ABOUT THIS EXERCISE: Search the records below for the string "percent", and report each line that contains it.

DATA FOR THE TASK:
★ ★ ★ ★

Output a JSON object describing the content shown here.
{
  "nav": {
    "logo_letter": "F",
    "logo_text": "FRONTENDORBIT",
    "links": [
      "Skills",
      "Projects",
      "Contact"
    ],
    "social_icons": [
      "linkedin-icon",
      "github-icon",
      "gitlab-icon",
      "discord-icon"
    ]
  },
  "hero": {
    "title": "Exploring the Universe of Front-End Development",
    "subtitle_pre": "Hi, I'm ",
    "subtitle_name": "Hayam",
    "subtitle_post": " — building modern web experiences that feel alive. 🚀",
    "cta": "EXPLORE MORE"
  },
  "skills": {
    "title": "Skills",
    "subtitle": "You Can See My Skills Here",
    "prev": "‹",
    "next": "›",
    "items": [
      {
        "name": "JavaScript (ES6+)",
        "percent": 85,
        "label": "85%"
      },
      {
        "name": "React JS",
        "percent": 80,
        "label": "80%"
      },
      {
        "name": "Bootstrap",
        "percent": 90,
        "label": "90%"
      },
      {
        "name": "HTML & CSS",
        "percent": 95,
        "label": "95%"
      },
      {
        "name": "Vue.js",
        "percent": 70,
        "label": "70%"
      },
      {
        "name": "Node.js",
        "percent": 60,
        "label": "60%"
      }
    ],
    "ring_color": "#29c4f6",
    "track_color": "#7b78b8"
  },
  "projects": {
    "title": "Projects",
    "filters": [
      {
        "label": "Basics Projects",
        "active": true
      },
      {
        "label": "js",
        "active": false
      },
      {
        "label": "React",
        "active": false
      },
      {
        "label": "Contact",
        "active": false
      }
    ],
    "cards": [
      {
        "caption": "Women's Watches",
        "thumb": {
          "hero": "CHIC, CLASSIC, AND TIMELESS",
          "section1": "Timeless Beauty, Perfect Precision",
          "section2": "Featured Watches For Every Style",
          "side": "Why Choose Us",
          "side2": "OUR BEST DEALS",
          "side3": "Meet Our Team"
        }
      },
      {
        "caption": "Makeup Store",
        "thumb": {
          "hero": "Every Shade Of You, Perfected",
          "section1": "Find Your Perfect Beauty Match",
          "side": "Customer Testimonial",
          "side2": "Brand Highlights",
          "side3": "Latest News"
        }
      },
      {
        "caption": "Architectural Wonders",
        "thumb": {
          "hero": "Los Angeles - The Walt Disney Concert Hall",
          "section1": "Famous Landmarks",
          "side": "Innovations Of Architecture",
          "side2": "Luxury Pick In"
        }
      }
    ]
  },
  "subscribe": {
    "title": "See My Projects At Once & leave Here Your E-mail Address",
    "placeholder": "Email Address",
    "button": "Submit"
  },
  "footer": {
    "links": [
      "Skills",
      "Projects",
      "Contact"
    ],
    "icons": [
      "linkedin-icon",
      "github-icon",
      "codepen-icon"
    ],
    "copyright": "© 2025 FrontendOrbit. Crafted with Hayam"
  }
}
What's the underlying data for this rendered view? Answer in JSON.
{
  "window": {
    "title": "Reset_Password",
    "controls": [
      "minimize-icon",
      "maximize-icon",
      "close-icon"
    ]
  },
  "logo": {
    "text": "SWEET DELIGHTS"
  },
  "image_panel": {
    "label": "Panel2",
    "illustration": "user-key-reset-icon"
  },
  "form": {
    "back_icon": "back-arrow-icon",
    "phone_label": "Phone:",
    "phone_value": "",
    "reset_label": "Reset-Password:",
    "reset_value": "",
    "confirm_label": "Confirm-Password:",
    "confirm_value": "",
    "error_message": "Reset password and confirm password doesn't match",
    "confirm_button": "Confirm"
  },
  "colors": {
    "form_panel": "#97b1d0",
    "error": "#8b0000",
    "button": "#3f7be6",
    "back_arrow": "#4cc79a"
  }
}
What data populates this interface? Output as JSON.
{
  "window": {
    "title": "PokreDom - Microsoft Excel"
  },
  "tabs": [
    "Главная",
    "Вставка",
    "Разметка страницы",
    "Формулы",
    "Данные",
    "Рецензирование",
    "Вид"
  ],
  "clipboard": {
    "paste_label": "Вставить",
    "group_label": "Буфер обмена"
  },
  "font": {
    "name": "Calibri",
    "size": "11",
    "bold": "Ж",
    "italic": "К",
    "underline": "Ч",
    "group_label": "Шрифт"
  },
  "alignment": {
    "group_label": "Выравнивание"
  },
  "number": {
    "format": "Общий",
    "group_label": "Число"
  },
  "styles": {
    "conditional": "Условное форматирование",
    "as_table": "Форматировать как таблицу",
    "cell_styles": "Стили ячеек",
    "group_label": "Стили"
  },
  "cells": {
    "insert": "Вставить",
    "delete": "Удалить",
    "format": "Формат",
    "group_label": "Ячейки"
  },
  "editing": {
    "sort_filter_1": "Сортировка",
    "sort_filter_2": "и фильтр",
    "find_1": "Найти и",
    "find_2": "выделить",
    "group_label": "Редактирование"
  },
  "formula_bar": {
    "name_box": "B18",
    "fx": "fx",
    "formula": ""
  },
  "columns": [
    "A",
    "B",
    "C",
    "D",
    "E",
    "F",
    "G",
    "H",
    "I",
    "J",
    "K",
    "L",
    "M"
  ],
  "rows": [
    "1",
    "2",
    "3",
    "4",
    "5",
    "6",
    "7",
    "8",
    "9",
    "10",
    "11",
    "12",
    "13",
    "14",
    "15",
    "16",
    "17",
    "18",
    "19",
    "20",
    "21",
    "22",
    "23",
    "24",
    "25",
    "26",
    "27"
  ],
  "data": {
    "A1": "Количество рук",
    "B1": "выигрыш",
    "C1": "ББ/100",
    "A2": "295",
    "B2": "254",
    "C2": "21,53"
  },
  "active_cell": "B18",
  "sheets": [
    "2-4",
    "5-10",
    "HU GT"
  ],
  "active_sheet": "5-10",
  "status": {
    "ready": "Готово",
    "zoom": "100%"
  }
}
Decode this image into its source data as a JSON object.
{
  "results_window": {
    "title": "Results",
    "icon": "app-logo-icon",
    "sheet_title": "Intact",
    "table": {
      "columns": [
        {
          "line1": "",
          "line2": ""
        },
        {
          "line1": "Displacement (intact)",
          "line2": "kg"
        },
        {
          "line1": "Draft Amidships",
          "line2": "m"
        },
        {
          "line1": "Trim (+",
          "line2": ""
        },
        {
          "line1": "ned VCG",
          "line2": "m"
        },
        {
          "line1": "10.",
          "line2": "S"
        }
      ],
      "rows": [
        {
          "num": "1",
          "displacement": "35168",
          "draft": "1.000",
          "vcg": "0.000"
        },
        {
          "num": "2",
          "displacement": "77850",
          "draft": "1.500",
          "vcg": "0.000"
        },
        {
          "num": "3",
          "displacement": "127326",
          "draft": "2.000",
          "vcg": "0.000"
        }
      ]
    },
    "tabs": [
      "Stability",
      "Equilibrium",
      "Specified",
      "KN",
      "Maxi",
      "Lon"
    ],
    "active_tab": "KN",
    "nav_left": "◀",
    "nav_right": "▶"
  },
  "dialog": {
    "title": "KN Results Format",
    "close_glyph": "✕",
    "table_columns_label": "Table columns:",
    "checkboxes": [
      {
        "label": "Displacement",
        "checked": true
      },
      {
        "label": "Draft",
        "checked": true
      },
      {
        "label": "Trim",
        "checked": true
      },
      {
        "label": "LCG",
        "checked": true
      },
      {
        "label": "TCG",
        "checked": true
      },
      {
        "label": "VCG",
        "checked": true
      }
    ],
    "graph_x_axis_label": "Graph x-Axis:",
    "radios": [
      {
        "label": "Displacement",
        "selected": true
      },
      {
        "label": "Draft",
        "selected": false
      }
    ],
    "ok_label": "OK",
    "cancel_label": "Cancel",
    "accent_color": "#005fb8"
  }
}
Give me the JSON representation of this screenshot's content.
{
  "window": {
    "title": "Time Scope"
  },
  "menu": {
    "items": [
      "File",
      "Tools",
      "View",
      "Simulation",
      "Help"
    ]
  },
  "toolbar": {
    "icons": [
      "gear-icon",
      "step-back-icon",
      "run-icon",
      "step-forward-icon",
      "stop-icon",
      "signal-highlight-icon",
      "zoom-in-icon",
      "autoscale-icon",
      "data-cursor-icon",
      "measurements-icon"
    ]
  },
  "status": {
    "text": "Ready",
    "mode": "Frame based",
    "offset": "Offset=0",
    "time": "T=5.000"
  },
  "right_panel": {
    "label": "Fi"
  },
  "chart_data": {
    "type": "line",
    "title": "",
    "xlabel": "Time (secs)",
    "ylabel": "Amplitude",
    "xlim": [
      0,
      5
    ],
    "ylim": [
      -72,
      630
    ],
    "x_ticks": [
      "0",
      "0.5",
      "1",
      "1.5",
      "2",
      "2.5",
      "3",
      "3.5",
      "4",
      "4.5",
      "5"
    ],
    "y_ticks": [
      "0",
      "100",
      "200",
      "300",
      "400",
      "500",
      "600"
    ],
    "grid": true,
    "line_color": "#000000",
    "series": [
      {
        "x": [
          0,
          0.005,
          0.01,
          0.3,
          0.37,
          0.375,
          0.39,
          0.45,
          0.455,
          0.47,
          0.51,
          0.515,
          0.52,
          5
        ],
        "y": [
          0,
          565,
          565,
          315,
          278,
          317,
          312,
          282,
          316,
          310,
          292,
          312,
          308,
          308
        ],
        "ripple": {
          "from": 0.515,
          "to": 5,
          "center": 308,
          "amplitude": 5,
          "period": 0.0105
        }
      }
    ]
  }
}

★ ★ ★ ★

ANSWER SECTION:
        "percent": 85,
        "percent": 80,
        "percent": 90,
        "percent": 95,
        "percent": 70,
        "percent": 60,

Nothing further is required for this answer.